I recently requested that representatives of the United States Lines be invited to discuss with the Government possible adjustments in the contract. I proposed that these discussions be without prejudice to any rights either party might have under the contract and that they be on a purely exploratory basis. Despite the purely tentative character of the proposed discussions, the company on two occasions refused to accept this invitation. I deplore this attitude on the part of the company.
The Secretary of Commerce has informed me that, our offer of exploratory discussions having been rejected, he felt the Government had no alternative but to deliver the superliner to the company on the scheduled delivery date under the terms of the original contract.
In view of the doubt as to the correctness of the subsidy allowance cited above, it would seem advisable to consider the steps that should now be taken to protect the Government's rightful interests. Accordingly, I quest that you determine what legal action should be taken by the Government. I would like for you to consult freely with the Secretary of Commerce, the Maritime Board, and the Comptroller General.
The Government is not helpless in this matter. Viewing the situation in its broadest aspects, I am impressed by the fact that the company has been operating for many years under the benefits of construction subsidies, operating subsidies, tax benefits, and other privileges accorded by the Merchant Marine Act. In view of the generous assistance provided by the Government, it is difficult to believe that the Government would lack a basis for obtaining an adjustment that would compensate fairly for any excessive subsidy that may have been involved in the contract in this case. In the event you should find it impossible to take corrective action under existing law, please consider the kind of new legislation that could be recommended for this purpose.
HARRY S. TRUMAN
[Honorable James P. McGranery, The Attorney General, Washington, D.C.]
Note: On December 11, the White House released the text of a letter to the President from the Attorney General, in which he stated that, under the President's direction, the sum of $10,000,000 was being withheld from operating subsidies accruing to the United States Lines Company. He also stated that a thorough review of the circumstances of the sale of the SS United States to the Company had convinced him that the contract was voidable at the election of the United States. Since the Company would not agree to discuss the settlement of the dispute on a reasonable basis, Mr. McGranery suggested that "recovery can be effected by way of setoff against any moneys now due to the United States Lines--including the ten million dollars withheld from operating subsidies--and any money thereafter due said Company, if the sum presently available is insufficient." Mr. McGranery further stated that the Comptroller General, upon receiving the conclusions of the study, would proceed to recover the amount due.
The text of the Comptroller General's report to Congress and the report of the Government Operations Subcommittee of the House Committee on Expenditures in the Executive Departments, entitled "Inquiry into the Operations of the Maritime Commission With Particular Reference to Allowances for National Defense features and Construction-Differential Subsidies Under Title V of the Merchant Marine Act of 1936, as Amended, Based on Special Report of the Comptroller General" is printed in House Report 1423 (81st Cong., 1st sess.).
Harry S. Truman, Letter to the Attorney General on the Sale of the SS United States.
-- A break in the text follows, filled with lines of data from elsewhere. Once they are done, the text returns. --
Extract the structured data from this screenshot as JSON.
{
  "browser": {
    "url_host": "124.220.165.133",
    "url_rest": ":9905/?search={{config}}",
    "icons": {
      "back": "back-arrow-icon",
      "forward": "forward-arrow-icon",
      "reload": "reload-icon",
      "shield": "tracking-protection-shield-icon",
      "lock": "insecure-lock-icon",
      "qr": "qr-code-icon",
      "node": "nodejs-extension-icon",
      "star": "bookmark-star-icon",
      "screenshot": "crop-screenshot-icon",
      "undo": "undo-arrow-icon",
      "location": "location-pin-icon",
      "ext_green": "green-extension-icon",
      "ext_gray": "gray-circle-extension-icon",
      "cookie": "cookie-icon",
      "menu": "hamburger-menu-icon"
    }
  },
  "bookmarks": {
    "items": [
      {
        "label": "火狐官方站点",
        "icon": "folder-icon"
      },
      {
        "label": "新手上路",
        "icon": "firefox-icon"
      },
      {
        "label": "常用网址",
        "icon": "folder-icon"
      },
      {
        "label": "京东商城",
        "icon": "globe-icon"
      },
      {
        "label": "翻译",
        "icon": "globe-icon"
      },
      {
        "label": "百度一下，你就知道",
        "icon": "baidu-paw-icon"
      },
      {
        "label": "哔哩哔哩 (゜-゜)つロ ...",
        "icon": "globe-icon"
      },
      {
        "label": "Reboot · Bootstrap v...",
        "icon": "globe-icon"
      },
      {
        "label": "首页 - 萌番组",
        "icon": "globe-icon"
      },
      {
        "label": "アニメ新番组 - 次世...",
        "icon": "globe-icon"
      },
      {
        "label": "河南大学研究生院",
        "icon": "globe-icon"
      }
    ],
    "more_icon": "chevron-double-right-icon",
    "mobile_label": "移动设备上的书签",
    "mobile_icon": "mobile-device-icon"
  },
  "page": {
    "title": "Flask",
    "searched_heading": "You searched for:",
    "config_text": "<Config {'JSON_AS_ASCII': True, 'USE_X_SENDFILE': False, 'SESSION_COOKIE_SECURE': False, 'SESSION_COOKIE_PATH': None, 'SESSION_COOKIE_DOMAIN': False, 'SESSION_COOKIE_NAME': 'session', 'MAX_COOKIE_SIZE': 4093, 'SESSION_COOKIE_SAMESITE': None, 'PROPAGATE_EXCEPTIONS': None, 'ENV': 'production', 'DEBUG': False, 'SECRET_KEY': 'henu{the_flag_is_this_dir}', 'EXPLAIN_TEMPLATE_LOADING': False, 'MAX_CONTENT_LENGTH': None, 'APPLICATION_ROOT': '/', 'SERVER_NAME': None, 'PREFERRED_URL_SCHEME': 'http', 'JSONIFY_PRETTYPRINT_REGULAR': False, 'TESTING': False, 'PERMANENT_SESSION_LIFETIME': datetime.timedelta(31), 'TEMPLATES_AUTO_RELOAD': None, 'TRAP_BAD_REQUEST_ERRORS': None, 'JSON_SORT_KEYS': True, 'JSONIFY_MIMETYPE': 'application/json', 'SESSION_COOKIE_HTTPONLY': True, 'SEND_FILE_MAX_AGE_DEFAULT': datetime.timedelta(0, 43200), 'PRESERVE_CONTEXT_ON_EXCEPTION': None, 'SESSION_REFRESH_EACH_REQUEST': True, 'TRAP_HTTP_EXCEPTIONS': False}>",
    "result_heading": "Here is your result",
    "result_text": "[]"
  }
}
Online by Gerhard Peters and John T. Woolley, The American Presidency Project https://www.presidency.ucsb.edu/node/231025